## Activity
Set down the material again. Keep every line exactly as it is.

• • • •

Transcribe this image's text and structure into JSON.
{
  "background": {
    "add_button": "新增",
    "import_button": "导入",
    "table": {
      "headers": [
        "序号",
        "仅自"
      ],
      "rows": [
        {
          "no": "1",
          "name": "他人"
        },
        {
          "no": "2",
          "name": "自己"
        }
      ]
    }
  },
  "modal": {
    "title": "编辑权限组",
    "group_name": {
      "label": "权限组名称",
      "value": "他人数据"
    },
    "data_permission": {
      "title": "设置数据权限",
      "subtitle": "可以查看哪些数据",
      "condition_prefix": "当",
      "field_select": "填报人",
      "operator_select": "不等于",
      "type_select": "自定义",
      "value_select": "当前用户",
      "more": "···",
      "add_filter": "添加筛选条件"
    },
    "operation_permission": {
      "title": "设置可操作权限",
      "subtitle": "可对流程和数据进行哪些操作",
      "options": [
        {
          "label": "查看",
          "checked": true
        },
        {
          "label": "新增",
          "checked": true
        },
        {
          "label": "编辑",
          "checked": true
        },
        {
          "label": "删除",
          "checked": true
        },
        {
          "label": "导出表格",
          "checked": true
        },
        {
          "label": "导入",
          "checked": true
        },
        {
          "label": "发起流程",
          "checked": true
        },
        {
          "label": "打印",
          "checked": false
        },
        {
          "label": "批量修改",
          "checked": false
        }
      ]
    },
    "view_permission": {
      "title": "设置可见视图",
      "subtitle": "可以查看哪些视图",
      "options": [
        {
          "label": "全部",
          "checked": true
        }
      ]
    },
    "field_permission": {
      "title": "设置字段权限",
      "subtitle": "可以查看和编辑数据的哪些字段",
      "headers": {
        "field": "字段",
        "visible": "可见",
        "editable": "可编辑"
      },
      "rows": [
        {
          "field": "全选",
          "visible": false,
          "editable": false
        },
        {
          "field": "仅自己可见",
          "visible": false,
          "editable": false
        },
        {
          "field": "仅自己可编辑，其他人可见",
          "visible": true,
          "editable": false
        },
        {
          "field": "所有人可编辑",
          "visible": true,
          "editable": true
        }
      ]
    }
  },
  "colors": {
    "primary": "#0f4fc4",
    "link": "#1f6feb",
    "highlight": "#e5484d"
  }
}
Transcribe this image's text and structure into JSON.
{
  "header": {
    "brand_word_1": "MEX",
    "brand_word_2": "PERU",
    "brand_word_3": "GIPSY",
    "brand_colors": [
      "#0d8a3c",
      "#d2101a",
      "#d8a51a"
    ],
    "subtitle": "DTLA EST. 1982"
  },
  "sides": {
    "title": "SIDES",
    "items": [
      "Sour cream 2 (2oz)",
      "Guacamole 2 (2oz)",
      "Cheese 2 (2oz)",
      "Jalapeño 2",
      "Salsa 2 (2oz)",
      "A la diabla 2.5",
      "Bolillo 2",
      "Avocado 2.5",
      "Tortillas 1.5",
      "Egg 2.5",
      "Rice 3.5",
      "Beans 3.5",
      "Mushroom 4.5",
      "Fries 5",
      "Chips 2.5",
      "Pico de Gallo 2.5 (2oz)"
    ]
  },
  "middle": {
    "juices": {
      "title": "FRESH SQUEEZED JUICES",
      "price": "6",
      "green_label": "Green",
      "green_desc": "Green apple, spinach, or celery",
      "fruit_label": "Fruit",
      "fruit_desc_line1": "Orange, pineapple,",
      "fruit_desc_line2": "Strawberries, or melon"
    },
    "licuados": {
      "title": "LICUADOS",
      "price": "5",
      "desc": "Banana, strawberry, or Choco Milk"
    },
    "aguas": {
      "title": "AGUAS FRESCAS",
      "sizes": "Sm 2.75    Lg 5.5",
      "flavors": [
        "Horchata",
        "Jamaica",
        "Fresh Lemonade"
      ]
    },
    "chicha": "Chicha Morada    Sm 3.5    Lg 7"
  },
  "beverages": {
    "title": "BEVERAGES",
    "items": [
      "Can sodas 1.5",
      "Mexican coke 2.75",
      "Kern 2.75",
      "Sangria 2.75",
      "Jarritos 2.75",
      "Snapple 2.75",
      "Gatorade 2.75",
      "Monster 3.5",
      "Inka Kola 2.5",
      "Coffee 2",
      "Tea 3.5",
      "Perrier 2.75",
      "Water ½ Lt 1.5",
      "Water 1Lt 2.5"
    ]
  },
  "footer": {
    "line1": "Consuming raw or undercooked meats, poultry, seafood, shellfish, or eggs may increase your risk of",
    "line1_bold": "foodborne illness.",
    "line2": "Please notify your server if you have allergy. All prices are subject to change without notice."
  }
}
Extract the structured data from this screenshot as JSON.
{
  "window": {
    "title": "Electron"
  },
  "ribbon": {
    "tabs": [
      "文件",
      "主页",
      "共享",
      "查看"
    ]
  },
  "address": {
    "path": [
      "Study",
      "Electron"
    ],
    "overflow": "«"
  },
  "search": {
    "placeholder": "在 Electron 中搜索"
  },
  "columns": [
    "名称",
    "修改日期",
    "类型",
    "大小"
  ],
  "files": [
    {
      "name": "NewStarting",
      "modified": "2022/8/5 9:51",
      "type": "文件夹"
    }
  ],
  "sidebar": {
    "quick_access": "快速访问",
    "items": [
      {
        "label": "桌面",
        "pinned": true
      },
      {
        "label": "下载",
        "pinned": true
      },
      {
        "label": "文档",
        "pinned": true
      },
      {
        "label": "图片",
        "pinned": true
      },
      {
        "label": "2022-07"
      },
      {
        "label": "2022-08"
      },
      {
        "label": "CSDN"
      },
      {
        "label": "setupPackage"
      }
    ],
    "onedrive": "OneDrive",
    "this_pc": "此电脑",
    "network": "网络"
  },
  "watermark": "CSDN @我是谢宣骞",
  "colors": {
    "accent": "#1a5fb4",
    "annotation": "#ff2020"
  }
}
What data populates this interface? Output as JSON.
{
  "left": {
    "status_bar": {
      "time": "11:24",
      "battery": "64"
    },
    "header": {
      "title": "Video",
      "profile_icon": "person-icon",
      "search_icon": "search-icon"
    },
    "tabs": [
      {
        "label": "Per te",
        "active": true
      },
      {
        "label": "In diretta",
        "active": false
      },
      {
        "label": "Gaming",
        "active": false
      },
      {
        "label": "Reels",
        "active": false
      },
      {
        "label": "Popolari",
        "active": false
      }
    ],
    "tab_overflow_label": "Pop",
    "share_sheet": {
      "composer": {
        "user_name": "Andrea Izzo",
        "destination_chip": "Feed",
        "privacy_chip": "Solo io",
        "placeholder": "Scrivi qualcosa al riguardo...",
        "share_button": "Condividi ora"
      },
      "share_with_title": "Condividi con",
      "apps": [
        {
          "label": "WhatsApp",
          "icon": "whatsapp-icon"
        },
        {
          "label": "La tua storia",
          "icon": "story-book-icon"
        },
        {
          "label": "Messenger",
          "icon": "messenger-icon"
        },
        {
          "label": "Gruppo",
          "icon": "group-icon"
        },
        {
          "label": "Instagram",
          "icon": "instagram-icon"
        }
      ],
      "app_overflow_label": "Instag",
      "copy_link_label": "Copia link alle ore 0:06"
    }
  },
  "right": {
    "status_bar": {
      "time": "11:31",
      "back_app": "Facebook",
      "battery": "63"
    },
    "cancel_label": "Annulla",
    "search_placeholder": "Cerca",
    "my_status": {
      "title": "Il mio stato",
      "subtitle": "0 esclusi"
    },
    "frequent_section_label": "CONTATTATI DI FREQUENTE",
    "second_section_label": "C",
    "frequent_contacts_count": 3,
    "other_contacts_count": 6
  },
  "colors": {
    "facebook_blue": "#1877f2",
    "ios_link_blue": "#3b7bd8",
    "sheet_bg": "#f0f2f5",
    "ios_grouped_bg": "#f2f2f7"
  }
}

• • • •

## Task solution
Transcribe this image's text and structure into JSON.
{
  "background": {
    "add_button": "新增",
    "import_button": "导入",
    "table": {
      "headers": [
        "序号",
        "仅自"
      ],
      "rows": [
        {
          "no": "1",
          "name": "他人"
        },
        {
          "no": "2",
          "name": "自己"
        }
      ]
    }
  },
  "modal": {
    "title": "编辑权限组",
    "group_name": {
      "label": "权限组名称",
      "value": "他人数据"
    },
    "data_permission": {
      "title": "设置数据权限",
      "subtitle": "可以查看哪些数据",
      "condition_prefix": "当",
      "field_select": "填报人",
      "operator_select": "不等于",
      "type_select": "自定义",
      "value_select": "当前用户",
      "more": "···",
      "add_filter": "添加筛选条件"
    },
    "operation_permission": {
      "title": "设置可操作权限",
      "subtitle": "可对流程和数据进行哪些操作",
      "options": [
        {
          "label": "查看",
          "checked": true
        },
        {
          "label": "新增",
          "checked": true
        },
        {
          "label": "编辑",
          "checked": true
        },
        {
          "label": "删除",
          "checked": true
        },
        {
          "label": "导出表格",
          "checked": true
        },
        {
          "label": "导入",
          "checked": true
        },
        {
          "label": "发起流程",
          "checked": true
        },
        {
          "label": "打印",
          "checked": false
        },
        {
          "label": "批量修改",
          "checked": false
        }
      ]
    },
    "view_permission": {
      "title": "设置可见视图",
      "subtitle": "可以查看哪些视图",
      "options": [
        {
          "label": "全部",
          "checked": true
        }
      ]
    },
    "field_permission": {
      "title": "设置字段权限",
      "subtitle": "可以查看和编辑数据的哪些字段",
      "headers": {
        "field": "字段",
        "visible": "可见",
        "editable": "可编辑"
      },
      "rows": [
        {
          "field": "全选",
          "visible": false,
          "editable": false
        },
        {
          "field": "仅自己可见",
          "visible": false,
          "editable": false
        },
        {
          "field": "仅自己可编辑，其他人可见",
          "visible": true,
          "editable": false
        },
        {
          "field": "所有人可编辑",
          "visible": true,
          "editable": true
        }
      ]
    }
  },
  "colors": {
    "primary": "#0f4fc4",
    "link": "#1f6feb",
    "highlight": "#e5484d"
  }
}
Transcribe this image's text and structure into JSON.
{
  "header": {
    "brand_word_1": "MEX",
    "brand_word_2": "PERU",
    "brand_word_3": "GIPSY",
    "brand_colors": [
      "#0d8a3c",
      "#d2101a",
      "#d8a51a"
    ],
    "subtitle": "DTLA EST. 1982"
  },
  "sides": {
    "title": "SIDES",
    "items": [
      "Sour cream 2 (2oz)",
      "Guacamole 2 (2oz)",
      "Cheese 2 (2oz)",
      "Jalapeño 2",
      "Salsa 2 (2oz)",
      "A la diabla 2.5",
      "Bolillo 2",
      "Avocado 2.5",
      "Tortillas 1.5",
      "Egg 2.5",
      "Rice 3.5",
      "Beans 3.5",
      "Mushroom 4.5",
      "Fries 5",
      "Chips 2.5",
      "Pico de Gallo 2.5 (2oz)"
    ]
  },
  "middle": {
    "juices": {
      "title": "FRESH SQUEEZED JUICES",
      "price": "6",
      "green_label": "Green",
      "green_desc": "Green apple, spinach, or celery",
      "fruit_label": "Fruit",
      "fruit_desc_line1": "Orange, pineapple,",
      "fruit_desc_line2": "Strawberries, or melon"
    },
    "licuados": {
      "title": "LICUADOS",
      "price": "5",
      "desc": "Banana, strawberry, or Choco Milk"
    },
    "aguas": {
      "title": "AGUAS FRESCAS",
      "sizes": "Sm 2.75    Lg 5.5",
      "flavors": [
        "Horchata",
        "Jamaica",
        "Fresh Lemonade"
      ]
    },
    "chicha": "Chicha Morada    Sm 3.5    Lg 7"
  },
  "beverages": {
    "title": "BEVERAGES",
    "items": [
      "Can sodas 1.5",
      "Mexican coke 2.75",
      "Kern 2.75",
      "Sangria 2.75",
      "Jarritos 2.75",
      "Snapple 2.75",
      "Gatorade 2.75",
      "Monster 3.5",
      "Inka Kola 2.5",
      "Coffee 2",
      "Tea 3.5",
      "Perrier 2.75",
      "Water ½ Lt 1.5",
      "Water 1Lt 2.5"
    ]
  },
  "footer": {
    "line1": "Consuming raw or undercooked meats, poultry, seafood, shellfish, or eggs may increase your risk of",
    "line1_bold": "foodborne illness.",
    "line2": "Please notify your server if you have allergy. All prices are subject to change without notice."
  }
}
Extract the structured data from this screenshot as JSON.
{
  "window": {
    "title": "Electron"
  },
  "ribbon": {
    "tabs": [
      "文件",
      "主页",
      "共享",
      "查看"
    ]
  },
  "address": {
    "path": [
      "Study",
      "Electron"
    ],
    "overflow": "«"
  },
  "search": {
    "placeholder": "在 Electron 中搜索"
  },
  "columns": [
    "名称",
    "修改日期",
    "类型",
    "大小"
  ],
  "files": [
    {
      "name": "NewStarting",
      "modified": "2022/8/5 9:51",
      "type": "文件夹"
    }
  ],
  "sidebar": {
    "quick_access": "快速访问",
    "items": [
      {
        "label": "桌面",
        "pinned": true
      },
      {
        "label": "下载",
        "pinned": true
      },
      {
        "label": "文档",
        "pinned": true
      },
      {
        "label": "图片",
        "pinned": true
      },
      {
        "label": "2022-07"
      },
      {
        "label": "2022-08"
      },
      {
        "label": "CSDN"
      },
      {
        "label": "setupPackage"
      }
    ],
    "onedrive": "OneDrive",
    "this_pc": "此电脑",
    "network": "网络"
  },
  "watermark": "CSDN @我是谢宣骞",
  "colors": {
    "accent": "#1a5fb4",
    "annotation": "#ff2020"
  }
}
What data populates this interface? Output as JSON.
{
  "left": {
    "status_bar": {
      "time": "11:24",
      "battery": "64"
    },
    "header": {
      "title": "Video",
      "profile_icon": "person-icon",
      "search_icon": "search-icon"
    },
    "tabs": [
      {
        "label": "Per te",
        "active": true
      },
      {
        "label": "In diretta",
        "active": false
      },
      {
        "label": "Gaming",
        "active": false
      },
      {
        "label": "Reels",
        "active": false
      },
      {
        "label": "Popolari",
        "active": false
      }
    ],
    "tab_overflow_label": "Pop",
    "share_sheet": {
      "composer": {
        "user_name": "Andrea Izzo",
        "destination_chip": "Feed",
        "privacy_chip": "Solo io",
        "placeholder": "Scrivi qualcosa al riguardo...",
        "share_button": "Condividi ora"
      },
      "share_with_title": "Condividi con",
      "apps": [
        {
          "label": "WhatsApp",
          "icon": "whatsapp-icon"
        },
        {
          "label": "La tua storia",
          "icon": "story-book-icon"
        },
        {
          "label": "Messenger",
          "icon": "messenger-icon"
        },
        {
          "label": "Gruppo",
          "icon": "group-icon"
        },
        {
          "label": "Instagram",
          "icon": "instagram-icon"
        }
      ],
      "app_overflow_label": "Instag",
      "copy_link_label": "Copia link alle ore 0:06"
    }
  },
  "right": {
    "status_bar": {
      "time": "11:31",
      "back_app": "Facebook",
      "battery": "63"
    },
    "cancel_label": "Annulla",
    "search_placeholder": "Cerca",
    "my_status": {
      "title": "Il mio stato",
      "subtitle": "0 esclusi"
    },
    "frequent_section_label": "CONTATTATI DI FREQUENTE",
    "second_section_label": "C",
    "frequent_contacts_count": 3,
    "other_contacts_count": 6
  },
  "colors": {
    "facebook_blue": "#1877f2",
    "ios_link_blue": "#3b7bd8",
    "sheet_bg": "#f0f2f5",
    "ios_grouped_bg": "#f2f2f7"
  }
}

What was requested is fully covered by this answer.